The scenario I have chosen to discuss involves the utilization of data to improve patient outcomes in a hospital setting. Specifically, the focus of this scenario is to analyze the effectiveness of a new medication in the treatment of cardiovascular disease in a diverse patient population. The data that could be used for this scenario includes patient demographics, medical history, medication adherence, laboratory results, and clinical outcomes.
To collect and access the data, various methods can be utilized. Patient demographics and medical history can be obtained through electronic health records (EHRs), which are digital versions of a patient’s paper chart. These EHRs can be accessed by authorized healthcare professionals within the hospital system and can provide a comprehensive view of the patient’s medical background. Medication adherence can be monitored through medication dispensing systems, such as automated pill dispensers, which can track when a patient takes their medication. Laboratory results can be obtained from the hospital’s laboratory system, which stores and manages all the laboratory data for patients. Lastly, clinical outcomes can be measured by tracking the patients’ progress through regular follow-up visits and analyzing any changes in their health status.
By analyzing this data, various knowledge can be derived. Firstly, the data can provide insights into the effectiveness of the new medication in different patient populations. For example, by comparing the clinical outcomes of patients with different demographics (e.g., age, gender, ethnicity), it can be determined if the medication works better for certain groups of patients. Additionally, the data can reveal patterns regarding medication adherence. For instance, if a significant number of patients are not taking the medication as prescribed, it can indicate the need for additional interventions, such as patient education or reminders, to improve adherence rates. Furthermore, the data can help identify any adverse effects of the medication, allowing healthcare professionals to make informed decisions about its usage.
In the formation of knowledge from this experience, nurse leaders would employ clinical reasoning and judgement. Clinical reasoning is the cognitive process that nurses use to gather and analyze patient information, make sense of the data, and identify appropriate nursing actions. In this scenario, nurse leaders would utilize clinical reasoning skills to critically analyze the collected data and identify any trends or patterns. For example, they may notice that certain patient populations have higher rates of medication non-adherence or are more prone to experiencing adverse effects. Based on this analysis, nurse leaders can develop targeted interventions or recommend adjustments to the medication regimen to optimize patient outcomes.

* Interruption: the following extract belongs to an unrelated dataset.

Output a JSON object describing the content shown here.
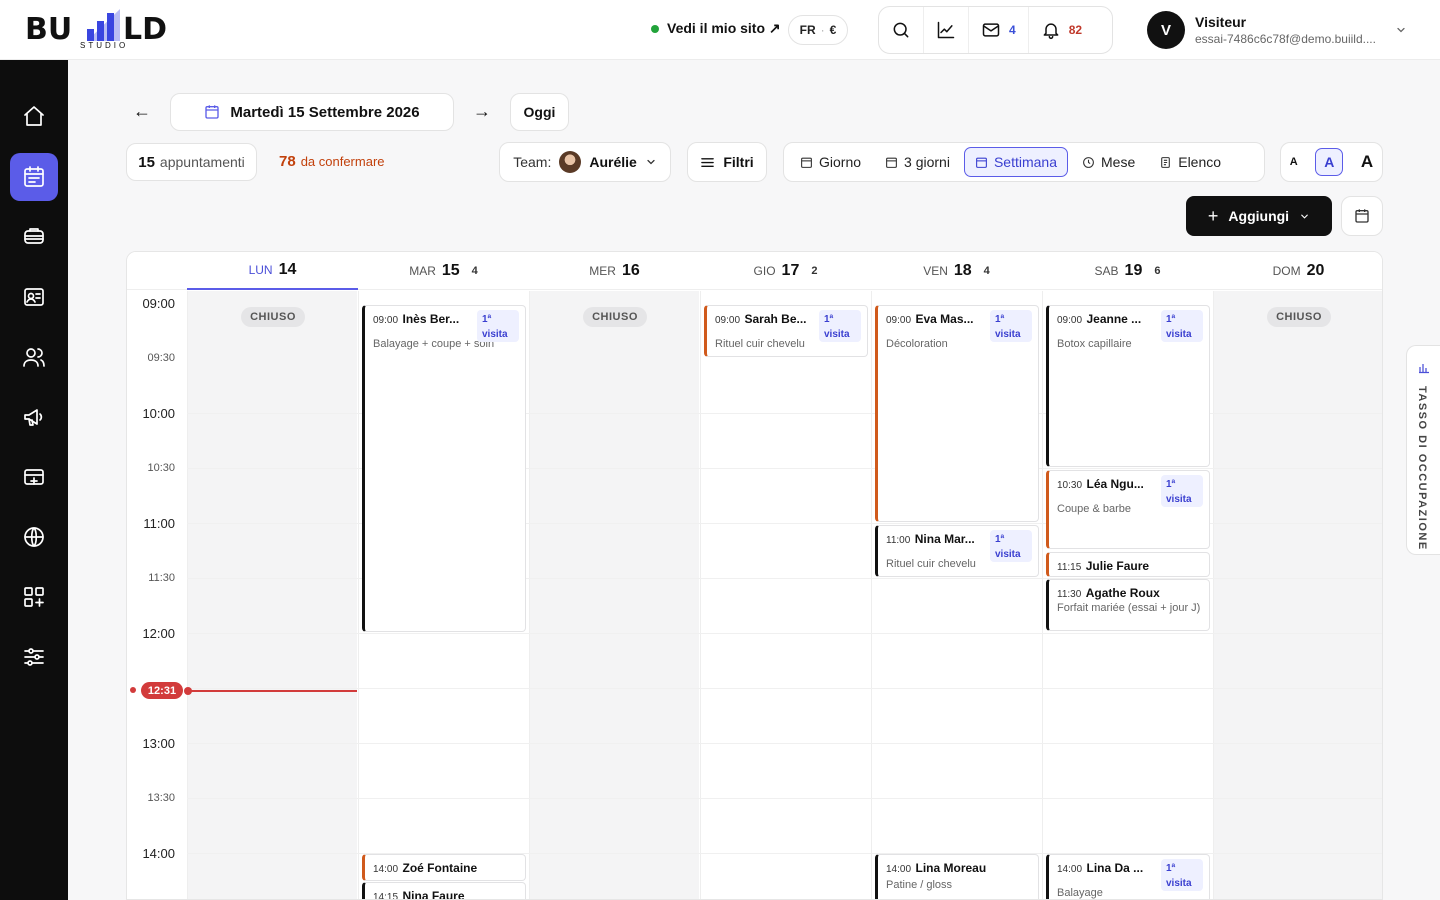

Furthermore, nurse leaders would also employ clinical judgement in the formation of knowledge. Clinical judgement involves the synthesis of information, experience, and intuition to make decisions in complex situations. In this scenario, nurse leaders may encounter situations where the available data may not provide a clear answer or when there are conflicting findings. In such instances, they would rely on their expertise and experience to make informed decisions. For example, if the data suggests that the new medication is not effective in a specific patient population, but the nurse leader believes that there may be confounding variables impacting the results, they may decide to conduct further investigations or seek additional input from other healthcare professionals before drawing conclusions.
In conclusion, the scenario discussed here highlights the importance of access to data in facilitating problem-solving and knowledge formation. By utilizing data, healthcare professionals can analyze the effectiveness of a new medication in a diverse patient population and make informed decisions to optimize patient outcomes. Nurse leaders play a crucial role in this process by employing clinical reasoning and judgement to analyze the data and develop evidence-based interventions. By harnessing the power of data, healthcare organizations can enhance patient care and ultimately improve health outcomes.
1. Commission on Accreditation of Health Informatics and Information Management Education. (2004). Integrating Health Information and Communication Technology into Nursing Practice. Retrieved from https://www.ncbinlm.nih.gov/books/NBK20772/
2. Taniyama, T., Ohtake, Y., Asai, M., & Matsumoto, M. (2020). Clinical Reasoning of Hospital Nurses and Implications for Nursing Education. Medical Science Educator, 30(1), 369-376.
3. Thompson, CM., & Weber, J. (2015). Clinical judgment and decision-making in nursing and interprofessional healthcare. Sudbury, MA: Jones & Bartlett Learning.